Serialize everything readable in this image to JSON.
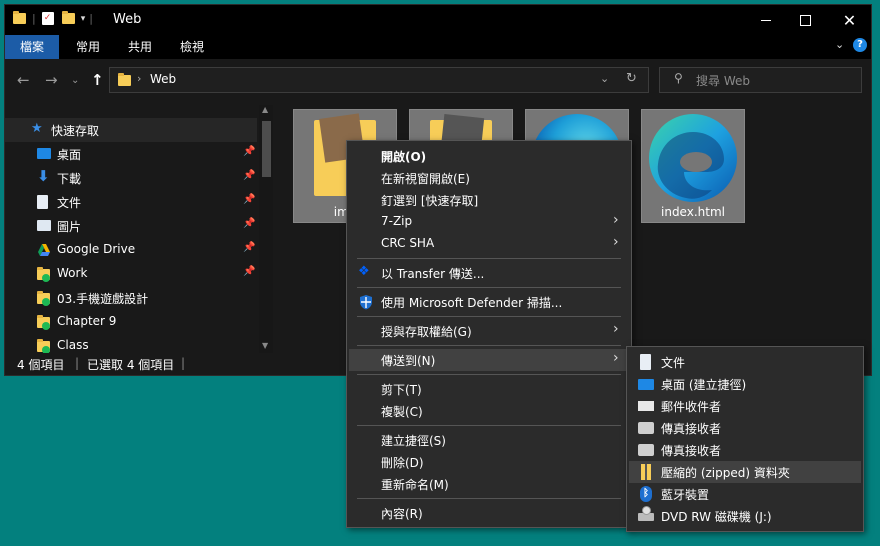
{
  "window": {
    "title": "Web",
    "ribbon_tabs": [
      "檔案",
      "常用",
      "共用",
      "檢視"
    ],
    "address": {
      "path": "Web"
    },
    "search": {
      "placeholder": "搜尋 Web"
    }
  },
  "sidebar": {
    "items": [
      {
        "label": "快速存取",
        "icon": "star-icon",
        "pinned": false
      },
      {
        "label": "桌面",
        "icon": "desktop-icon",
        "pinned": true
      },
      {
        "label": "下載",
        "icon": "download-icon",
        "pinned": true
      },
      {
        "label": "文件",
        "icon": "document-icon",
        "pinned": true
      },
      {
        "label": "圖片",
        "icon": "pictures-icon",
        "pinned": true
      },
      {
        "label": "Google Drive",
        "icon": "google-drive-icon",
        "pinned": true
      },
      {
        "label": "Work",
        "icon": "synced-folder-icon",
        "pinned": true
      },
      {
        "label": "03.手機遊戲設計",
        "icon": "synced-folder-icon",
        "pinned": false
      },
      {
        "label": "Chapter 9",
        "icon": "synced-folder-icon",
        "pinned": false
      },
      {
        "label": "Class",
        "icon": "synced-folder-icon",
        "pinned": false
      }
    ]
  },
  "files": [
    {
      "name": "ima",
      "icon": "image-folder-icon"
    },
    {
      "name": "",
      "icon": "image-folder-icon"
    },
    {
      "name": "",
      "icon": "edge-icon"
    },
    {
      "name": "index.html",
      "icon": "edge-icon"
    }
  ],
  "status": {
    "count": "4 個項目",
    "selected": "已選取 4 個項目"
  },
  "context_menu": {
    "items": [
      {
        "label": "開啟(O)",
        "bold": true
      },
      {
        "label": "在新視窗開啟(E)"
      },
      {
        "label": "釘選到 [快速存取]"
      },
      {
        "label": "7-Zip",
        "submenu": true
      },
      {
        "label": "CRC SHA",
        "submenu": true
      },
      {
        "label": "以 Transfer 傳送...",
        "icon": "dropbox-icon"
      },
      {
        "label": "使用 Microsoft Defender 掃描...",
        "icon": "defender-shield-icon"
      },
      {
        "label": "授與存取權給(G)",
        "submenu": true
      },
      {
        "label": "傳送到(N)",
        "submenu": true,
        "highlighted": true
      },
      {
        "label": "剪下(T)"
      },
      {
        "label": "複製(C)"
      },
      {
        "label": "建立捷徑(S)"
      },
      {
        "label": "刪除(D)"
      },
      {
        "label": "重新命名(M)"
      },
      {
        "label": "內容(R)"
      }
    ]
  },
  "send_to_menu": {
    "items": [
      {
        "label": "文件",
        "icon": "document-icon"
      },
      {
        "label": "桌面 (建立捷徑)",
        "icon": "desktop-icon"
      },
      {
        "label": "郵件收件者",
        "icon": "mail-icon"
      },
      {
        "label": "傳真接收者",
        "icon": "fax-icon"
      },
      {
        "label": "傳真接收者",
        "icon": "fax-icon"
      },
      {
        "label": "壓縮的 (zipped) 資料夾",
        "icon": "zip-folder-icon",
        "highlighted": true
      },
      {
        "label": "藍牙裝置",
        "icon": "bluetooth-icon"
      },
      {
        "label": "DVD RW 磁碟機 (J:)",
        "icon": "dvd-drive-icon"
      }
    ]
  },
  "colors": {
    "accent": "#1c5ca7",
    "desktop": "#03807e",
    "menu_bg": "#2b2b2b",
    "highlight": "#414141"
  }
}
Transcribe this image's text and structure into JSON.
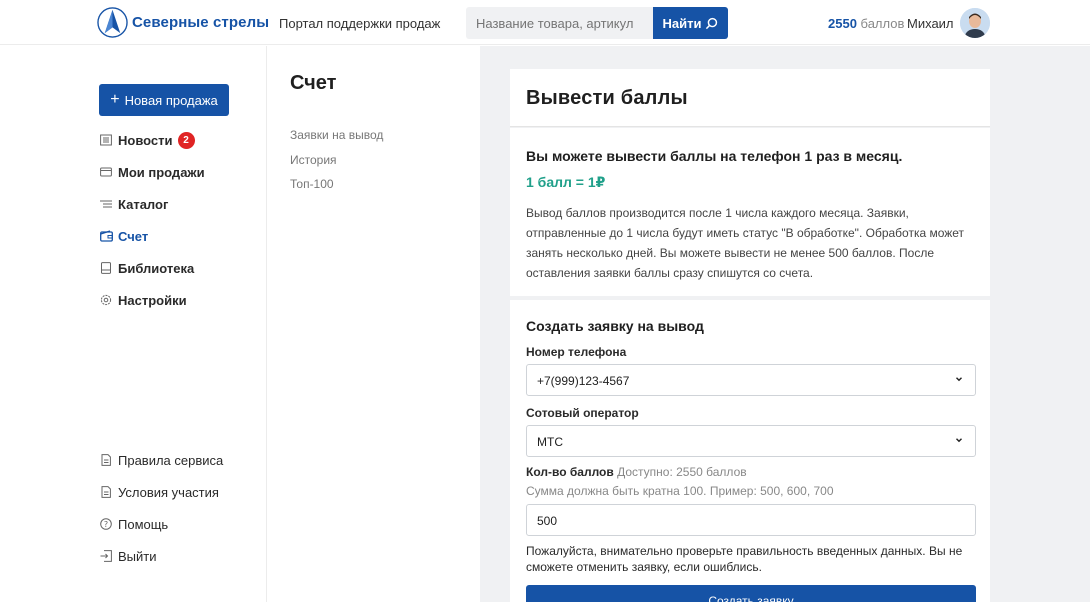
{
  "header": {
    "brand": "Северные стрелы",
    "tagline": "Портал поддержки продаж",
    "search_placeholder": "Название товара, артикул",
    "search_button": "Найти",
    "points_value": "2550",
    "points_label": "баллов",
    "user_name": "Михаил"
  },
  "sidebar": {
    "new_sale": "Новая продажа",
    "items": [
      {
        "label": "Новости",
        "badge": "2",
        "icon": "newspaper-icon"
      },
      {
        "label": "Мои продажи",
        "icon": "card-icon"
      },
      {
        "label": "Каталог",
        "icon": "list-icon"
      },
      {
        "label": "Счет",
        "icon": "wallet-icon",
        "active": true
      },
      {
        "label": "Библиотека",
        "icon": "book-icon"
      },
      {
        "label": "Настройки",
        "icon": "gear-icon"
      }
    ],
    "footer_items": [
      {
        "label": "Правила сервиса",
        "icon": "document-icon"
      },
      {
        "label": "Условия участия",
        "icon": "document-icon"
      },
      {
        "label": "Помощь",
        "icon": "help-icon"
      },
      {
        "label": "Выйти",
        "icon": "logout-icon"
      }
    ]
  },
  "subnav": {
    "title": "Счет",
    "links": [
      "Заявки на вывод",
      "История",
      "Топ-100"
    ]
  },
  "main": {
    "title": "Вывести баллы",
    "info_title": "Вы можете вывести баллы на телефон 1 раз в месяц.",
    "rate": "1 балл = 1₽",
    "info_text": "Вывод баллов производится после 1 числа каждого месяца. Заявки, отправленные до 1 числа будут иметь статус \"В обработке\". Обработка может занять несколько дней. Вы можете вывести не менее 500 баллов. После оставления заявки баллы сразу спишутся со счета.",
    "form_title": "Создать заявку на вывод",
    "phone_label": "Номер телефона",
    "phone_value": "+7(999)123-4567",
    "operator_label": "Сотовый оператор",
    "operator_value": "МТС",
    "amount_label": "Кол-во баллов",
    "amount_available": "Доступно: 2550 баллов",
    "amount_hint": "Сумма должна быть кратна 100. Пример: 500, 600, 700",
    "amount_value": "500",
    "warning": "Пожалуйста, внимательно проверьте правильность введенных данных. Вы не сможете отменить заявку, если ошиблись.",
    "submit": "Создать заявку"
  },
  "colors": {
    "brand": "#1653a6",
    "accent_green": "#20a08a",
    "badge_red": "#e02424",
    "panel_bg": "#f0f1f3"
  }
}
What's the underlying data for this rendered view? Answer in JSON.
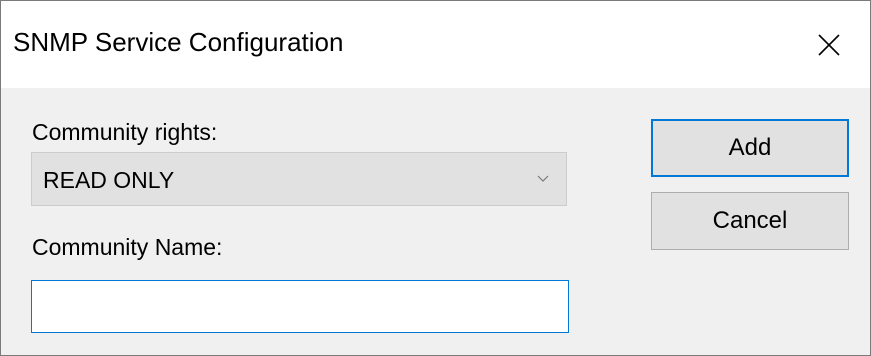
{
  "dialog": {
    "title": "SNMP Service Configuration",
    "close_icon": "close-icon"
  },
  "form": {
    "community_rights_label": "Community rights:",
    "community_rights_value": "READ ONLY",
    "dropdown_icon": "chevron-down-icon",
    "community_name_label": "Community Name:",
    "community_name_value": "",
    "community_name_placeholder": ""
  },
  "buttons": {
    "add_label": "Add",
    "cancel_label": "Cancel"
  },
  "colors": {
    "accent": "#0078d7",
    "button_face": "#e1e1e1",
    "dialog_background": "#f0f0f0",
    "titlebar_background": "#ffffff"
  }
}
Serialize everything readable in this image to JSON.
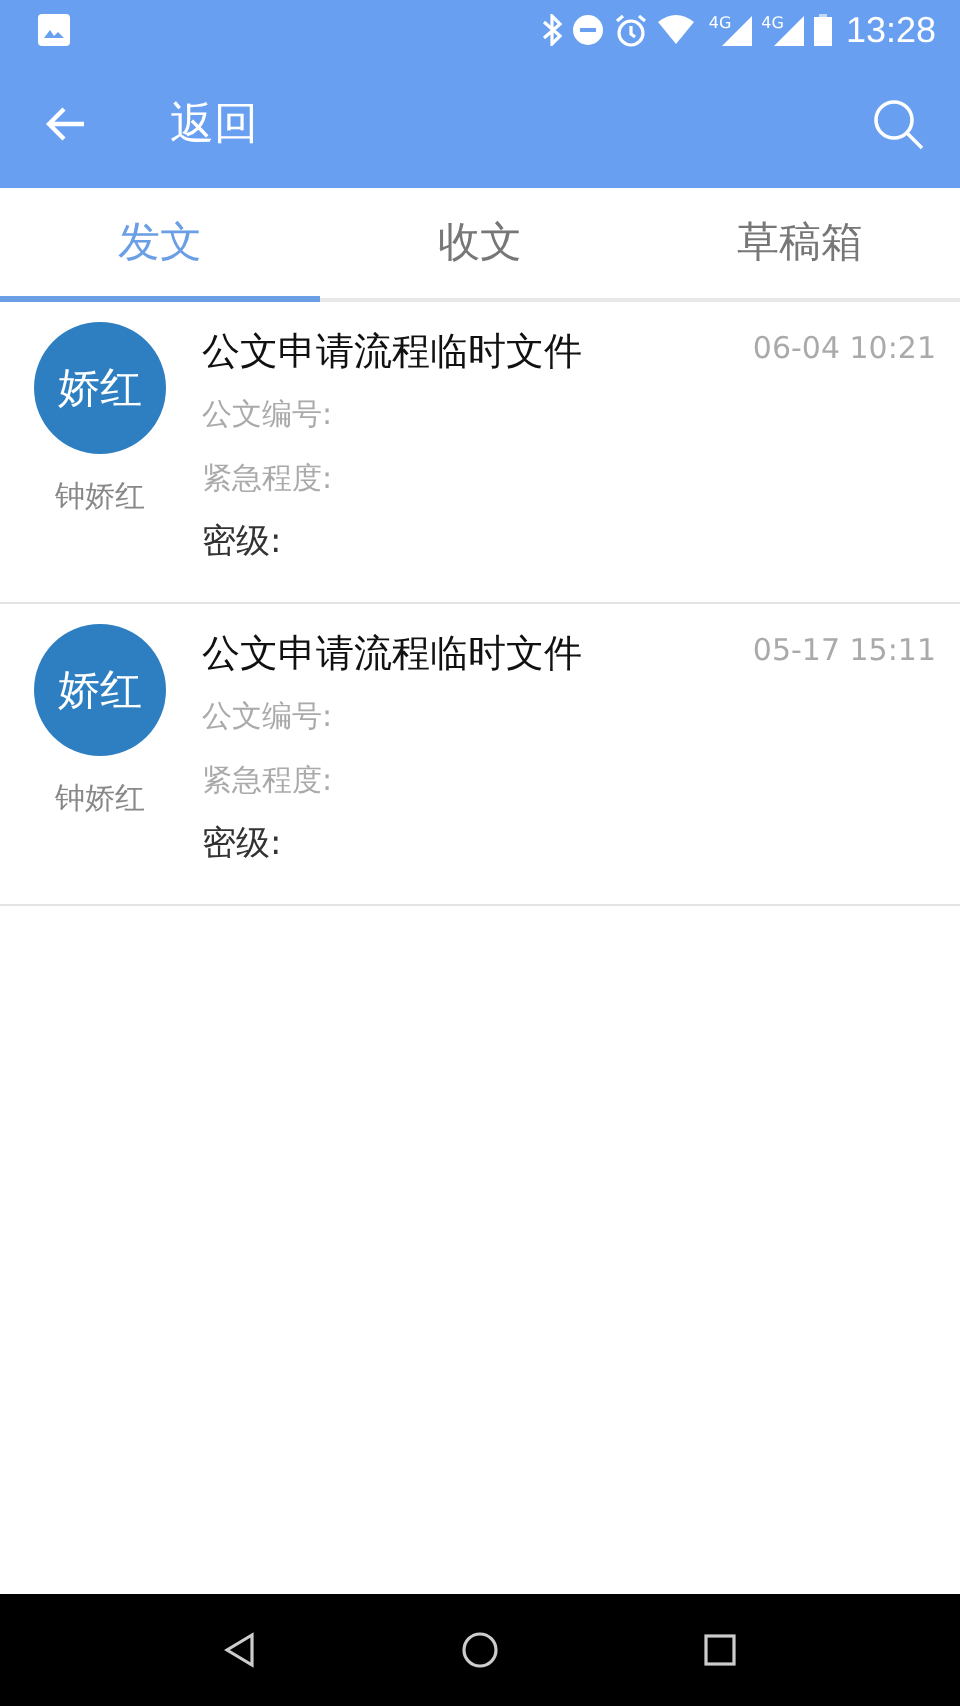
{
  "status_bar": {
    "time": "13:28",
    "signals": [
      {
        "network": "4G"
      },
      {
        "network": "4G"
      }
    ]
  },
  "app_bar": {
    "title": "返回"
  },
  "tabs": [
    {
      "label": "发文",
      "selected": true
    },
    {
      "label": "收文",
      "selected": false
    },
    {
      "label": "草稿箱",
      "selected": false
    }
  ],
  "documents": [
    {
      "avatar": "娇红",
      "sender": "钟娇红",
      "title": "公文申请流程临时文件",
      "time": "06-04 10:21",
      "fields": [
        "公文编号:",
        "紧急程度:"
      ],
      "secrecy": "密级:"
    },
    {
      "avatar": "娇红",
      "sender": "钟娇红",
      "title": "公文申请流程临时文件",
      "time": "05-17 15:11",
      "fields": [
        "公文编号:",
        "紧急程度:"
      ],
      "secrecy": "密级:"
    }
  ]
}
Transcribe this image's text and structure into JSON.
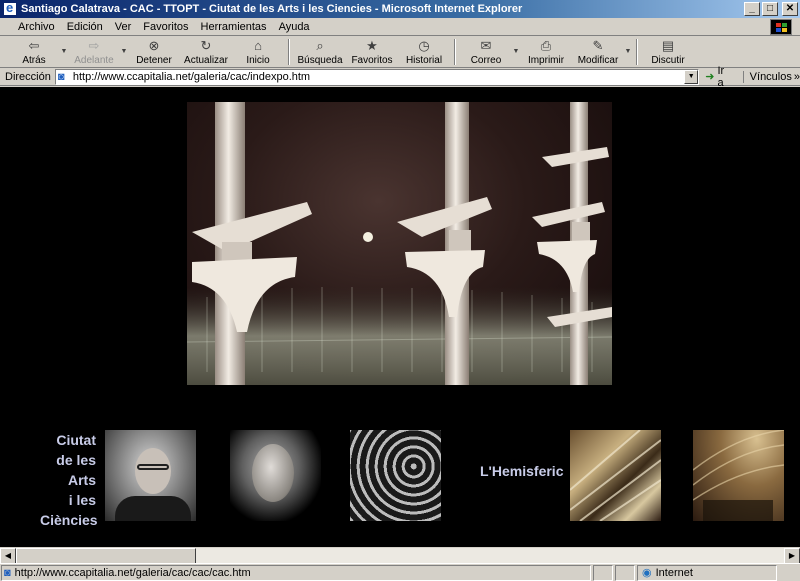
{
  "window": {
    "title": "Santiago Calatrava - CAC - TTOPT - Ciutat de les Arts i les Ciencies - Microsoft Internet Explorer",
    "buttons": {
      "minimize": "_",
      "maximize": "□",
      "close": "✕"
    }
  },
  "menu": [
    "Archivo",
    "Edición",
    "Ver",
    "Favoritos",
    "Herramientas",
    "Ayuda"
  ],
  "toolbar": {
    "buttons": [
      {
        "label": "Atrás",
        "icon": "back-arrow-icon",
        "glyph": "⇦",
        "disabled": false,
        "dropdown": true
      },
      {
        "label": "Adelante",
        "icon": "forward-arrow-icon",
        "glyph": "⇨",
        "disabled": true,
        "dropdown": true
      },
      {
        "label": "Detener",
        "icon": "stop-icon",
        "glyph": "⊗",
        "disabled": false,
        "dropdown": false
      },
      {
        "label": "Actualizar",
        "icon": "refresh-icon",
        "glyph": "↻",
        "disabled": false,
        "dropdown": false
      },
      {
        "label": "Inicio",
        "icon": "home-icon",
        "glyph": "⌂",
        "disabled": false,
        "dropdown": false
      },
      {
        "label": "Búsqueda",
        "icon": "search-icon",
        "glyph": "⌕",
        "disabled": false,
        "dropdown": false
      },
      {
        "label": "Favoritos",
        "icon": "favorites-icon",
        "glyph": "★",
        "disabled": false,
        "dropdown": false
      },
      {
        "label": "Historial",
        "icon": "history-icon",
        "glyph": "◷",
        "disabled": false,
        "dropdown": false
      },
      {
        "label": "Correo",
        "icon": "mail-icon",
        "glyph": "✉",
        "disabled": false,
        "dropdown": true
      },
      {
        "label": "Imprimir",
        "icon": "print-icon",
        "glyph": "⎙",
        "disabled": false,
        "dropdown": false
      },
      {
        "label": "Modificar",
        "icon": "edit-icon",
        "glyph": "✎",
        "disabled": false,
        "dropdown": true
      },
      {
        "label": "Discutir",
        "icon": "discuss-icon",
        "glyph": "▤",
        "disabled": false,
        "dropdown": false
      }
    ]
  },
  "address": {
    "label": "Dirección",
    "url": "http://www.ccapitalia.net/galeria/cac/indexpo.htm",
    "go_label": "Ir a",
    "links_label": "Vínculos"
  },
  "page": {
    "side_title": [
      "Ciutat",
      "de les",
      "Arts",
      "i les",
      "Ciències"
    ],
    "hemisferic_label": "L'Hemisferic"
  },
  "status": {
    "text": "http://www.ccapitalia.net/galeria/cac/cac/cac.htm",
    "zone": "Internet"
  }
}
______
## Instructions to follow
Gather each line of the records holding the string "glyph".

## Response to this exercise
        "glyph": "⇦",
        "glyph": "⇨",
        "glyph": "⊗",
        "glyph": "↻",
        "glyph": "⌂",
        "glyph": "⌕",
        "glyph": "★",
        "glyph": "◷",
        "glyph": "✉",
        "glyph": "⎙",
        "glyph": "✎",
        "glyph": "▤",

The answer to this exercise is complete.